▶

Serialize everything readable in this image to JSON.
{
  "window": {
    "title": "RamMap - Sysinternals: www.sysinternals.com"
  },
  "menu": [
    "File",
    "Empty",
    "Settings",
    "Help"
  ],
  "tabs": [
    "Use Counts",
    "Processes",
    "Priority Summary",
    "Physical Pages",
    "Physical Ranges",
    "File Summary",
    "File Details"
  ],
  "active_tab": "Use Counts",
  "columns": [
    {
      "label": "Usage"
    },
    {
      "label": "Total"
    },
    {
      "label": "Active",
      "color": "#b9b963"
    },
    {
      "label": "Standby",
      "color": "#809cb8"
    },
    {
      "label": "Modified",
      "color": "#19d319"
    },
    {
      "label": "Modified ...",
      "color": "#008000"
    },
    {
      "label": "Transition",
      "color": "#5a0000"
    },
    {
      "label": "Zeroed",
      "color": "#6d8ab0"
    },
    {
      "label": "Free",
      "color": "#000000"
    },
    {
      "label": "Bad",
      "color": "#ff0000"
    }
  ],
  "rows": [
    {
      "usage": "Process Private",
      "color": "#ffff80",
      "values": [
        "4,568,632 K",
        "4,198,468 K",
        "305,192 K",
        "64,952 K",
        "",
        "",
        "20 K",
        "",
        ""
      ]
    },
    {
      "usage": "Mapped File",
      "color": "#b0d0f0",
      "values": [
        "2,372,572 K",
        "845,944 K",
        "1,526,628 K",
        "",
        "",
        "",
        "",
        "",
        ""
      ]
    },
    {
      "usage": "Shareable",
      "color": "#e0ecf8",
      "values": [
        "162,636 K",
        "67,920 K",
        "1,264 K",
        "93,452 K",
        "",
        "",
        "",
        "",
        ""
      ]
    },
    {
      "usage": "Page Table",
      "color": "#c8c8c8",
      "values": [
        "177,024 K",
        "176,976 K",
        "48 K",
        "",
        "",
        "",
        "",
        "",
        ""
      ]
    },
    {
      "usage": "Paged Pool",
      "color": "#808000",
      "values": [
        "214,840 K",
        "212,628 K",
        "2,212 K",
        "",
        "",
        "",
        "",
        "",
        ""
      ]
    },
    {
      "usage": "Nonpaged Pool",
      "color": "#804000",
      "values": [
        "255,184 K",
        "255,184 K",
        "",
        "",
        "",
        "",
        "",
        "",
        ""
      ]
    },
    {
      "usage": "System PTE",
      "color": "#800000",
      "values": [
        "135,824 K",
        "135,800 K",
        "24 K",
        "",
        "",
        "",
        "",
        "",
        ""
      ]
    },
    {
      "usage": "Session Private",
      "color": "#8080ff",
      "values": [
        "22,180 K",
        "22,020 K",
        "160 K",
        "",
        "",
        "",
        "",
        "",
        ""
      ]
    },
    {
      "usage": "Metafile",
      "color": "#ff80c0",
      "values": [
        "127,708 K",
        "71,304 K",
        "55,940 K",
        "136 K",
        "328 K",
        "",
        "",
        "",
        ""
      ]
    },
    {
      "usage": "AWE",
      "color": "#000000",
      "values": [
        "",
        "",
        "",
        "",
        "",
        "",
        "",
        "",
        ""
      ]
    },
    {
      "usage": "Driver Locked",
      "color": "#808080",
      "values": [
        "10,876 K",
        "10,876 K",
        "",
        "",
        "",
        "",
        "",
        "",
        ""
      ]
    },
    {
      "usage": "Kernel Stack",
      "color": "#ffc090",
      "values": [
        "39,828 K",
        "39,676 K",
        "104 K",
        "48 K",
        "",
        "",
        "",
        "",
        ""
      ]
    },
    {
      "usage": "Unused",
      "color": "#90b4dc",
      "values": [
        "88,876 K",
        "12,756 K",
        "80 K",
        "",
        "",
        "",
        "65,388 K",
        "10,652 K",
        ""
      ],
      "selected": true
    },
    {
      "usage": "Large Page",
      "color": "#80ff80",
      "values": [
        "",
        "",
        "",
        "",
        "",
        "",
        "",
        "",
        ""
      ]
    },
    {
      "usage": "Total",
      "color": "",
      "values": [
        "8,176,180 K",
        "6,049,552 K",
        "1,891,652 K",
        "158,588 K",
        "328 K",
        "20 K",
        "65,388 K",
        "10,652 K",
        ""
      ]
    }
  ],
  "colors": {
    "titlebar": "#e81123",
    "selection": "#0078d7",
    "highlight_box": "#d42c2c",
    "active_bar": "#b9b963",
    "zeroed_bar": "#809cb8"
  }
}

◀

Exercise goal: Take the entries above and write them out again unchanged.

Worked solution:
Serialize everything readable in this image to JSON.
{
  "window": {
    "title": "RamMap - Sysinternals: www.sysinternals.com"
  },
  "menu": [
    "File",
    "Empty",
    "Settings",
    "Help"
  ],
  "tabs": [
    "Use Counts",
    "Processes",
    "Priority Summary",
    "Physical Pages",
    "Physical Ranges",
    "File Summary",
    "File Details"
  ],
  "active_tab": "Use Counts",
  "columns": [
    {
      "label": "Usage"
    },
    {
      "label": "Total"
    },
    {
      "label": "Active",
      "color": "#b9b963"
    },
    {
      "label": "Standby",
      "color": "#809cb8"
    },
    {
      "label": "Modified",
      "color": "#19d319"
    },
    {
      "label": "Modified ...",
      "color": "#008000"
    },
    {
      "label": "Transition",
      "color": "#5a0000"
    },
    {
      "label": "Zeroed",
      "color": "#6d8ab0"
    },
    {
      "label": "Free",
      "color": "#000000"
    },
    {
      "label": "Bad",
      "color": "#ff0000"
    }
  ],
  "rows": [
    {
      "usage": "Process Private",
      "color": "#ffff80",
      "values": [
        "4,568,632 K",
        "4,198,468 K",
        "305,192 K",
        "64,952 K",
        "",
        "",
        "20 K",
        "",
        ""
      ]
    },
    {
      "usage": "Mapped File",
      "color": "#b0d0f0",
      "values": [
        "2,372,572 K",
        "845,944 K",
        "1,526,628 K",
        "",
        "",
        "",
        "",
        "",
        ""
      ]
    },
    {
      "usage": "Shareable",
      "color": "#e0ecf8",
      "values": [
        "162,636 K",
        "67,920 K",
        "1,264 K",
        "93,452 K",
        "",
        "",
        "",
        "",
        ""
      ]
    },
    {
      "usage": "Page Table",
      "color": "#c8c8c8",
      "values": [
        "177,024 K",
        "176,976 K",
        "48 K",
        "",
        "",
        "",
        "",
        "",
        ""
      ]
    },
    {
      "usage": "Paged Pool",
      "color": "#808000",
      "values": [
        "214,840 K",
        "212,628 K",
        "2,212 K",
        "",
        "",
        "",
        "",
        "",
        ""
      ]
    },
    {
      "usage": "Nonpaged Pool",
      "color": "#804000",
      "values": [
        "255,184 K",
        "255,184 K",
        "",
        "",
        "",
        "",
        "",
        "",
        ""
      ]
    },
    {
      "usage": "System PTE",
      "color": "#800000",
      "values": [
        "135,824 K",
        "135,800 K",
        "24 K",
        "",
        "",
        "",
        "",
        "",
        ""
      ]
    },
    {
      "usage": "Session Private",
      "color": "#8080ff",
      "values": [
        "22,180 K",
        "22,020 K",
        "160 K",
        "",
        "",
        "",
        "",
        "",
        ""
      ]
    },
    {
      "usage": "Metafile",
      "color": "#ff80c0",
      "values": [
        "127,708 K",
        "71,304 K",
        "55,940 K",
        "136 K",
        "328 K",
        "",
        "",
        "",
        ""
      ]
    },
    {
      "usage": "AWE",
      "color": "#000000",
      "values": [
        "",
        "",
        "",
        "",
        "",
        "",
        "",
        "",
        ""
      ]
    },
    {
      "usage": "Driver Locked",
      "color": "#808080",
      "values": [
        "10,876 K",
        "10,876 K",
        "",
        "",
        "",
        "",
        "",
        "",
        ""
      ]
    },
    {
      "usage": "Kernel Stack",
      "color": "#ffc090",
      "values": [
        "39,828 K",
        "39,676 K",
        "104 K",
        "48 K",
        "",
        "",
        "",
        "",
        ""
      ]
    },
    {
      "usage": "Unused",
      "color": "#90b4dc",
      "values": [
        "88,876 K",
        "12,756 K",
        "80 K",
        "",
        "",
        "",
        "65,388 K",
        "10,652 K",
        ""
      ],
      "selected": true
    },
    {
      "usage": "Large Page",
      "color": "#80ff80",
      "values": [
        "",
        "",
        "",
        "",
        "",
        "",
        "",
        "",
        ""
      ]
    },
    {
      "usage": "Total",
      "color": "",
      "values": [
        "8,176,180 K",
        "6,049,552 K",
        "1,891,652 K",
        "158,588 K",
        "328 K",
        "20 K",
        "65,388 K",
        "10,652 K",
        ""
      ]
    }
  ],
  "colors": {
    "titlebar": "#e81123",
    "selection": "#0078d7",
    "highlight_box": "#d42c2c",
    "active_bar": "#b9b963",
    "zeroed_bar": "#809cb8"
  }
}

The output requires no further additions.